Work request — Could you please repeat all of the entries exactly as written?

Task input —
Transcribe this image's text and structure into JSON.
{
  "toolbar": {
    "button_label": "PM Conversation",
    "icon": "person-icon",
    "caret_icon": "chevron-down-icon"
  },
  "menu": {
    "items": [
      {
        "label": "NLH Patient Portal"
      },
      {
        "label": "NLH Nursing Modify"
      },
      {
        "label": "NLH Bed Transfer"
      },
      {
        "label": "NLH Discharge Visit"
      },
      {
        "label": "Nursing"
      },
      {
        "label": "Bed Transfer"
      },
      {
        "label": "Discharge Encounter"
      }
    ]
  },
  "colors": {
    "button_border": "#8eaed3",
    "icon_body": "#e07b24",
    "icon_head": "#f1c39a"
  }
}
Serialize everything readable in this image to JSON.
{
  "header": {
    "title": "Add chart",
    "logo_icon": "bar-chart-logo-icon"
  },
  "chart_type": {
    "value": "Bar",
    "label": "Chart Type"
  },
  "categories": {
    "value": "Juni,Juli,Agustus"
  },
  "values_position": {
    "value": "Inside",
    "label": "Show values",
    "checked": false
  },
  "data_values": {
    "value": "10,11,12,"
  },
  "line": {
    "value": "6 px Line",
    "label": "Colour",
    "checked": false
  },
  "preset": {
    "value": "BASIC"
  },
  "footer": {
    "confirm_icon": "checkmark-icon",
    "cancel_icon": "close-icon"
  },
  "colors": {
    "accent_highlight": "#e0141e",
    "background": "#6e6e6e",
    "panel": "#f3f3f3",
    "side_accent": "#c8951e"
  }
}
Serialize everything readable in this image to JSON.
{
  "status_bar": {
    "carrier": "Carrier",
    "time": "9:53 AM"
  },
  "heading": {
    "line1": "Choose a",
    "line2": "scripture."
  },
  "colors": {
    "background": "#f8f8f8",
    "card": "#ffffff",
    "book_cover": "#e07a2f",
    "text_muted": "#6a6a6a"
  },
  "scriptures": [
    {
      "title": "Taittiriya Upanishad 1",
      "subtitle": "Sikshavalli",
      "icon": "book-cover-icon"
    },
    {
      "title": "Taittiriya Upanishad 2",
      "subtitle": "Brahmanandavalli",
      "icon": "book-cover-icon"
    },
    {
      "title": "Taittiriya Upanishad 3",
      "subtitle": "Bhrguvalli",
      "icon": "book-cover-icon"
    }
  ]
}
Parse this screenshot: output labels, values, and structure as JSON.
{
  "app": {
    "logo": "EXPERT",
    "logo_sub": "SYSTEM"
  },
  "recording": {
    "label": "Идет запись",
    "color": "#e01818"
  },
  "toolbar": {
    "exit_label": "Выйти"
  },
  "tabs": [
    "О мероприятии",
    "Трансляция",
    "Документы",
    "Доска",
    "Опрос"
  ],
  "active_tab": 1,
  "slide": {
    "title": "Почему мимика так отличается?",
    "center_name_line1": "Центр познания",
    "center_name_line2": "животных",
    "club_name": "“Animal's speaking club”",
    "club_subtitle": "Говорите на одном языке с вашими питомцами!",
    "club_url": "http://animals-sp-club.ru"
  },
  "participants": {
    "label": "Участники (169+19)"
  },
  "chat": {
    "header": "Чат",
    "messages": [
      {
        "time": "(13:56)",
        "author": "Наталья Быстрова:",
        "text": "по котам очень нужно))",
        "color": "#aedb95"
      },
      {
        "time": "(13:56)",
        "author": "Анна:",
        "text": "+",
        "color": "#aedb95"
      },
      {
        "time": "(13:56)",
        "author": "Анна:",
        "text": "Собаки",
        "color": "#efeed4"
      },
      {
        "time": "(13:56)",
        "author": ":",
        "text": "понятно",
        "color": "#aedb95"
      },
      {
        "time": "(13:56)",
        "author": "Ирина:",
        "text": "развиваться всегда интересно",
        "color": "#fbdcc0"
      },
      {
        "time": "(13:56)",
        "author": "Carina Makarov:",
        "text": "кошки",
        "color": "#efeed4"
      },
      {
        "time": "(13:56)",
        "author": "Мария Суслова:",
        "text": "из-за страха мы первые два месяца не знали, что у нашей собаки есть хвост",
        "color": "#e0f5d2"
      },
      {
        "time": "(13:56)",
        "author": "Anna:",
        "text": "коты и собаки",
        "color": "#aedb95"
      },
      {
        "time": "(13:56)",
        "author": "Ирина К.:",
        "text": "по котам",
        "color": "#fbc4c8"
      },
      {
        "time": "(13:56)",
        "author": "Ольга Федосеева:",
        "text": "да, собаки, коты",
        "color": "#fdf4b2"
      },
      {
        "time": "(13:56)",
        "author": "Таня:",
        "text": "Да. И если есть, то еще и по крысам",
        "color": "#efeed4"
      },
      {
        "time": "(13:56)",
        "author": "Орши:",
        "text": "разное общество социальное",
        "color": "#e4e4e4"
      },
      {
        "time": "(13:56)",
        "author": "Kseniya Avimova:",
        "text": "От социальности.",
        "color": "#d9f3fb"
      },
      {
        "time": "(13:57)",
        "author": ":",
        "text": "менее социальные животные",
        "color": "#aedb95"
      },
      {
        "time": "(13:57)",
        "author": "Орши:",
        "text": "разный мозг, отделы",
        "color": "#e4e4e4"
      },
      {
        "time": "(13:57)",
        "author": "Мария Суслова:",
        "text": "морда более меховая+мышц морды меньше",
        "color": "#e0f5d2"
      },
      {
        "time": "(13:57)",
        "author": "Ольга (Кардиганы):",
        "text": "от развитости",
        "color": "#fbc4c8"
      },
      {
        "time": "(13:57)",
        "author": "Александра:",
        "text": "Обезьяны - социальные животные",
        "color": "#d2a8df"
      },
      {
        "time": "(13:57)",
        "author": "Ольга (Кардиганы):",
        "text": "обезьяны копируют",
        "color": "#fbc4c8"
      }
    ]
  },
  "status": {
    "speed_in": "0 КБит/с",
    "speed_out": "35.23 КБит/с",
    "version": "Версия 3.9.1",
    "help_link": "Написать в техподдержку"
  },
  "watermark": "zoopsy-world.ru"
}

Exercise solution —
Transcribe this image's text and structure into JSON.
{
  "toolbar": {
    "button_label": "PM Conversation",
    "icon": "person-icon",
    "caret_icon": "chevron-down-icon"
  },
  "menu": {
    "items": [
      {
        "label": "NLH Patient Portal"
      },
      {
        "label": "NLH Nursing Modify"
      },
      {
        "label": "NLH Bed Transfer"
      },
      {
        "label": "NLH Discharge Visit"
      },
      {
        "label": "Nursing"
      },
      {
        "label": "Bed Transfer"
      },
      {
        "label": "Discharge Encounter"
      }
    ]
  },
  "colors": {
    "button_border": "#8eaed3",
    "icon_body": "#e07b24",
    "icon_head": "#f1c39a"
  }
}
Serialize everything readable in this image to JSON.
{
  "header": {
    "title": "Add chart",
    "logo_icon": "bar-chart-logo-icon"
  },
  "chart_type": {
    "value": "Bar",
    "label": "Chart Type"
  },
  "categories": {
    "value": "Juni,Juli,Agustus"
  },
  "values_position": {
    "value": "Inside",
    "label": "Show values",
    "checked": false
  },
  "data_values": {
    "value": "10,11,12,"
  },
  "line": {
    "value": "6 px Line",
    "label": "Colour",
    "checked": false
  },
  "preset": {
    "value": "BASIC"
  },
  "footer": {
    "confirm_icon": "checkmark-icon",
    "cancel_icon": "close-icon"
  },
  "colors": {
    "accent_highlight": "#e0141e",
    "background": "#6e6e6e",
    "panel": "#f3f3f3",
    "side_accent": "#c8951e"
  }
}
Serialize everything readable in this image to JSON.
{
  "status_bar": {
    "carrier": "Carrier",
    "time": "9:53 AM"
  },
  "heading": {
    "line1": "Choose a",
    "line2": "scripture."
  },
  "colors": {
    "background": "#f8f8f8",
    "card": "#ffffff",
    "book_cover": "#e07a2f",
    "text_muted": "#6a6a6a"
  },
  "scriptures": [
    {
      "title": "Taittiriya Upanishad 1",
      "subtitle": "Sikshavalli",
      "icon": "book-cover-icon"
    },
    {
      "title": "Taittiriya Upanishad 2",
      "subtitle": "Brahmanandavalli",
      "icon": "book-cover-icon"
    },
    {
      "title": "Taittiriya Upanishad 3",
      "subtitle": "Bhrguvalli",
      "icon": "book-cover-icon"
    }
  ]
}
Parse this screenshot: output labels, values, and structure as JSON.
{
  "app": {
    "logo": "EXPERT",
    "logo_sub": "SYSTEM"
  },
  "recording": {
    "label": "Идет запись",
    "color": "#e01818"
  },
  "toolbar": {
    "exit_label": "Выйти"
  },
  "tabs": [
    "О мероприятии",
    "Трансляция",
    "Документы",
    "Доска",
    "Опрос"
  ],
  "active_tab": 1,
  "slide": {
    "title": "Почему мимика так отличается?",
    "center_name_line1": "Центр познания",
    "center_name_line2": "животных",
    "club_name": "“Animal's speaking club”",
    "club_subtitle": "Говорите на одном языке с вашими питомцами!",
    "club_url": "http://animals-sp-club.ru"
  },
  "participants": {
    "label": "Участники (169+19)"
  },
  "chat": {
    "header": "Чат",
    "messages": [
      {
        "time": "(13:56)",
        "author": "Наталья Быстрова:",
        "text": "по котам очень нужно))",
        "color": "#aedb95"
      },
      {
        "time": "(13:56)",
        "author": "Анна:",
        "text": "+",
        "color": "#aedb95"
      },
      {
        "time": "(13:56)",
        "author": "Анна:",
        "text": "Собаки",
        "color": "#efeed4"
      },
      {
        "time": "(13:56)",
        "author": ":",
        "text": "понятно",
        "color": "#aedb95"
      },
      {
        "time": "(13:56)",
        "author": "Ирина:",
        "text": "развиваться всегда интересно",
        "color": "#fbdcc0"
      },
      {
        "time": "(13:56)",
        "author": "Carina Makarov:",
        "text": "кошки",
        "color": "#efeed4"
      },
      {
        "time": "(13:56)",
        "author": "Мария Суслова:",
        "text": "из-за страха мы первые два месяца не знали, что у нашей собаки есть хвост",
        "color": "#e0f5d2"
      },
      {
        "time": "(13:56)",
        "author": "Anna:",
        "text": "коты и собаки",
        "color": "#aedb95"
      },
      {
        "time": "(13:56)",
        "author": "Ирина К.:",
        "text": "по котам",
        "color": "#fbc4c8"
      },
      {
        "time": "(13:56)",
        "author": "Ольга Федосеева:",
        "text": "да, собаки, коты",
        "color": "#fdf4b2"
      },
      {
        "time": "(13:56)",
        "author": "Таня:",
        "text": "Да. И если есть, то еще и по крысам",
        "color": "#efeed4"
      },
      {
        "time": "(13:56)",
        "author": "Орши:",
        "text": "разное общество социальное",
        "color": "#e4e4e4"
      },
      {
        "time": "(13:56)",
        "author": "Kseniya Avimova:",
        "text": "От социальности.",
        "color": "#d9f3fb"
      },
      {
        "time": "(13:57)",
        "author": ":",
        "text": "менее социальные животные",
        "color": "#aedb95"
      },
      {
        "time": "(13:57)",
        "author": "Орши:",
        "text": "разный мозг, отделы",
        "color": "#e4e4e4"
      },
      {
        "time": "(13:57)",
        "author": "Мария Суслова:",
        "text": "морда более меховая+мышц морды меньше",
        "color": "#e0f5d2"
      },
      {
        "time": "(13:57)",
        "author": "Ольга (Кардиганы):",
        "text": "от развитости",
        "color": "#fbc4c8"
      },
      {
        "time": "(13:57)",
        "author": "Александра:",
        "text": "Обезьяны - социальные животные",
        "color": "#d2a8df"
      },
      {
        "time": "(13:57)",
        "author": "Ольга (Кардиганы):",
        "text": "обезьяны копируют",
        "color": "#fbc4c8"
      }
    ]
  },
  "status": {
    "speed_in": "0 КБит/с",
    "speed_out": "35.23 КБит/с",
    "version": "Версия 3.9.1",
    "help_link": "Написать в техподдержку"
  },
  "watermark": "zoopsy-world.ru"
}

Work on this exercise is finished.